YOUR TASK
Print the records again, character for character.

EXTRACTED DATA
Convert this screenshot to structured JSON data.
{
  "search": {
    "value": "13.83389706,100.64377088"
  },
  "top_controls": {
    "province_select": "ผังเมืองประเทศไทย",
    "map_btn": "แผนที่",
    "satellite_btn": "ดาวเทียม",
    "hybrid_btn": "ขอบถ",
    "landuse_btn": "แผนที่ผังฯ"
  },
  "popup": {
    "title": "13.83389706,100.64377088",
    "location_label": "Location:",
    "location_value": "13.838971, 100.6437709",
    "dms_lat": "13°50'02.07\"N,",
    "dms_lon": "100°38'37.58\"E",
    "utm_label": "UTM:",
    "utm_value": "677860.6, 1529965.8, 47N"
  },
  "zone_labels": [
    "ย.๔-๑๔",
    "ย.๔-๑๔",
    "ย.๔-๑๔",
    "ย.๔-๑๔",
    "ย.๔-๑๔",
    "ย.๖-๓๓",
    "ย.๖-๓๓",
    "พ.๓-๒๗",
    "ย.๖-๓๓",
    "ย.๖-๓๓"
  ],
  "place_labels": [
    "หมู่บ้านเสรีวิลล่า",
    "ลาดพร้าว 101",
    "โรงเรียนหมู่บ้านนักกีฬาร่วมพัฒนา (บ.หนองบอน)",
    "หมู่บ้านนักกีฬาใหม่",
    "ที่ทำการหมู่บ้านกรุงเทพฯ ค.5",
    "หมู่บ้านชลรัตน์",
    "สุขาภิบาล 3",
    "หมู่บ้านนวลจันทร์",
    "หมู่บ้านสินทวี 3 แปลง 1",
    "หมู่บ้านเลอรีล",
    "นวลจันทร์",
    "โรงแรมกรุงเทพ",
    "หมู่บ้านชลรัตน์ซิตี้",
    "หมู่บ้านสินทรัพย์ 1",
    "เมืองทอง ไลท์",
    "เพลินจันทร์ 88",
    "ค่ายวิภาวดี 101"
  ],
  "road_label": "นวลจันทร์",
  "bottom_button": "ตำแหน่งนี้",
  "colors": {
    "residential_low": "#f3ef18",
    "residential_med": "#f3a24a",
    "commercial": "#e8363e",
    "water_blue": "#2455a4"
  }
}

ANSWER SECTION
Convert this screenshot to structured JSON data.
{
  "search": {
    "value": "13.83389706,100.64377088"
  },
  "top_controls": {
    "province_select": "ผังเมืองประเทศไทย",
    "map_btn": "แผนที่",
    "satellite_btn": "ดาวเทียม",
    "hybrid_btn": "ขอบถ",
    "landuse_btn": "แผนที่ผังฯ"
  },
  "popup": {
    "title": "13.83389706,100.64377088",
    "location_label": "Location:",
    "location_value": "13.838971, 100.6437709",
    "dms_lat": "13°50'02.07\"N,",
    "dms_lon": "100°38'37.58\"E",
    "utm_label": "UTM:",
    "utm_value": "677860.6, 1529965.8, 47N"
  },
  "zone_labels": [
    "ย.๔-๑๔",
    "ย.๔-๑๔",
    "ย.๔-๑๔",
    "ย.๔-๑๔",
    "ย.๔-๑๔",
    "ย.๖-๓๓",
    "ย.๖-๓๓",
    "พ.๓-๒๗",
    "ย.๖-๓๓",
    "ย.๖-๓๓"
  ],
  "place_labels": [
    "หมู่บ้านเสรีวิลล่า",
    "ลาดพร้าว 101",
    "โรงเรียนหมู่บ้านนักกีฬาร่วมพัฒนา (บ.หนองบอน)",
    "หมู่บ้านนักกีฬาใหม่",
    "ที่ทำการหมู่บ้านกรุงเทพฯ ค.5",
    "หมู่บ้านชลรัตน์",
    "สุขาภิบาล 3",
    "หมู่บ้านนวลจันทร์",
    "หมู่บ้านสินทวี 3 แปลง 1",
    "หมู่บ้านเลอรีล",
    "นวลจันทร์",
    "โรงแรมกรุงเทพ",
    "หมู่บ้านชลรัตน์ซิตี้",
    "หมู่บ้านสินทรัพย์ 1",
    "เมืองทอง ไลท์",
    "เพลินจันทร์ 88",
    "ค่ายวิภาวดี 101"
  ],
  "road_label": "นวลจันทร์",
  "bottom_button": "ตำแหน่งนี้",
  "colors": {
    "residential_low": "#f3ef18",
    "residential_med": "#f3a24a",
    "commercial": "#e8363e",
    "water_blue": "#2455a4"
  }
}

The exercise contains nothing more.